On 10 May 2011, D (now the Respondent on appeal), the then Chairman of the English Football Association (the FA) and of the England 2018 Football World Cup bid, gave evidence to the Culture Media and Sport Committee of the House of Commons (CMSC). There, D alleged that C (now the Appellant), the head of Thailand’s football federation, had requested the television rights to a proposed England-Thailand friendly in circumstances which suggested a linkage with the promise of a vote in support of the England bid. In the course of his evidence, D undertook to take his concerns to the international governing body FIFA, should the CMSC require him to do so.
Shortly afterwards, the FA appointed Mr James Dingemans QC to conduct a review of D’s allegations. On 20 May 2011, Mr Dingemans interviewed D, during which D declined to add anything to his statement made before the CMSC. Doing so, D explained in his witness statement before Mr Dingemans, might cause him to stray into territory not covered by Parliamentary privilege.
C issued claims in defamation and malicious falsehood against D in respect of four publications made outside Parliament: (1) D’s oral evidence given to Mr Dingemans on 20 May 2011; (2) D’s witness statement published to Mr Dingemans and (3) and (4) the publication by Mr Dingemans of reports to the FIFA and FA, respectively.
Tugendhat J found that all four publications complained of were made on occasions of qualified privilege, defeated only the presence of malice on D’s behalf.
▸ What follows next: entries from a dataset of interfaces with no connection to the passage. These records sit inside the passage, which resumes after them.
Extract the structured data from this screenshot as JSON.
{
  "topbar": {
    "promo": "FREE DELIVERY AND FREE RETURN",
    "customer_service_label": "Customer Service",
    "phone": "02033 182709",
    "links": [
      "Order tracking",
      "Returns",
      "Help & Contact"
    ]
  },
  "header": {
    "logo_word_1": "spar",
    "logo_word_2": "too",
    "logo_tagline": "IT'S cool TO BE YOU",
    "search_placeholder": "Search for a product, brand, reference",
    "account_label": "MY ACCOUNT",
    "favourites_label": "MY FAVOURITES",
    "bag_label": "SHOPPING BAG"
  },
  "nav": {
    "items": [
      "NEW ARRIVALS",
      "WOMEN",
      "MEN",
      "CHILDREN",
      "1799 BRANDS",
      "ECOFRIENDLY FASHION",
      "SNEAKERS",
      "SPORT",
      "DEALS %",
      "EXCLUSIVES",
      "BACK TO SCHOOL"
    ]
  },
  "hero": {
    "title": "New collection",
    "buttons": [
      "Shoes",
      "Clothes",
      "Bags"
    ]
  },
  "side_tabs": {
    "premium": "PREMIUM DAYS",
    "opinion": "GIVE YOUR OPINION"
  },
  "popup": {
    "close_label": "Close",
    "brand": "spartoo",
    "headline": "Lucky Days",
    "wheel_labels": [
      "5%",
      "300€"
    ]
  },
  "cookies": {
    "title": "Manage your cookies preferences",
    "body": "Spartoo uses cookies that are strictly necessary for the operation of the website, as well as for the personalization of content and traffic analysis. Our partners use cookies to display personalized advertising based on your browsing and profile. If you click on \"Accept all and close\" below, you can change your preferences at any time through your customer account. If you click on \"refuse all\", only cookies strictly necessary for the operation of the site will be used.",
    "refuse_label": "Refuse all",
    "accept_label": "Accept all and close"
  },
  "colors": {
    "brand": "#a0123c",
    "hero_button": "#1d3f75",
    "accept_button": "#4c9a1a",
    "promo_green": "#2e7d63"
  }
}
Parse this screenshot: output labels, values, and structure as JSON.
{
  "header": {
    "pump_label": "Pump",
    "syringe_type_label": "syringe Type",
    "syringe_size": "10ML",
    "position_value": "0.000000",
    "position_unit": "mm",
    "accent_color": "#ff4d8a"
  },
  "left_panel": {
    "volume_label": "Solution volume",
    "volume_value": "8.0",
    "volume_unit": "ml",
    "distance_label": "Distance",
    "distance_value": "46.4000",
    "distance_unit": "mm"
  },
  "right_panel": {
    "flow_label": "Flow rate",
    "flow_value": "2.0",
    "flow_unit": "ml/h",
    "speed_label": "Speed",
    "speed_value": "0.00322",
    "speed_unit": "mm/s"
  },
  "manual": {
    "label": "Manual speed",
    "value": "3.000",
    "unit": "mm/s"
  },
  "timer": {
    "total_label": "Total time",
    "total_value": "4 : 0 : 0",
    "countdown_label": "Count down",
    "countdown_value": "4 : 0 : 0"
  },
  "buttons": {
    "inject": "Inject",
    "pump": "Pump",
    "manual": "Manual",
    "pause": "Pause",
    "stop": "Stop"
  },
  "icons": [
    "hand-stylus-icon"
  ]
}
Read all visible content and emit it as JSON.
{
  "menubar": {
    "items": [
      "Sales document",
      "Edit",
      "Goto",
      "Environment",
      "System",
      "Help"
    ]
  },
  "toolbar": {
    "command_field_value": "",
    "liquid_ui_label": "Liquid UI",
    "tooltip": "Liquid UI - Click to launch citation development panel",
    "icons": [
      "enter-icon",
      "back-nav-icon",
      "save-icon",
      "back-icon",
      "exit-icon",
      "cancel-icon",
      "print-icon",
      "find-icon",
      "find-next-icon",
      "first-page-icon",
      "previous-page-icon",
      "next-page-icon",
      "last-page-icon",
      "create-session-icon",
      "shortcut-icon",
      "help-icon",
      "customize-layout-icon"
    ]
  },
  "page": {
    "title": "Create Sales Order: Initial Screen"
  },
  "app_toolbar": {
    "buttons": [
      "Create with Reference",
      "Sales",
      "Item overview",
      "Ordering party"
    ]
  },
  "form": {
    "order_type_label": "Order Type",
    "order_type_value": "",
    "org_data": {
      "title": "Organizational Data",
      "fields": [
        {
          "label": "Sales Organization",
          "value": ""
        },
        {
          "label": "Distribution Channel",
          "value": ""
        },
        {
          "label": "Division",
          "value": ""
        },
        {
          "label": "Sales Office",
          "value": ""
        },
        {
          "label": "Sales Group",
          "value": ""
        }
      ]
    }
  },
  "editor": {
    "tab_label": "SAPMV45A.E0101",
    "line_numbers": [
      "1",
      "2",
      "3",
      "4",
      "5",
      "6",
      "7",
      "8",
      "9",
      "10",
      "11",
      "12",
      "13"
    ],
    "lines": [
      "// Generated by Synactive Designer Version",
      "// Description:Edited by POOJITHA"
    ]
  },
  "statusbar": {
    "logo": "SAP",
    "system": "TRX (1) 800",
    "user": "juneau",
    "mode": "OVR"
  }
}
The judge accepted that the court could not enquire into D’s state of mind before Mr Dingemans without also enquiring into his state of mind before the CMSC. This would violate Article 9 of the Bill of Rights 1689, which provides that the freedom of speech, and debates or proceedings in Parliament, ought not to be impeached or questioned in any court or place outside of Parliament. In the alternative, Tugendhat J held that an acceptance of C’s evidence at trial would not entail the conclusion that D had been dishonest: it was equally consistent with his having been mistaken.
C appealed, arguing that his claim did not constitute an affront to Article 9 as it did not target anything said in Parliament but only what D had said (or conveyed by reference) to Mr Dingemans. C appealed on two further grounds relating to Tugendhat J’s finding on malice and striking out of C’s claim in respect of the online publication of D’s oral evidence in front of Mr Dingemans (see - of LJ Laws judgment). The main thrust of the appeal, however, lay in the discussion of the ambit of the protection afforded by Article 9.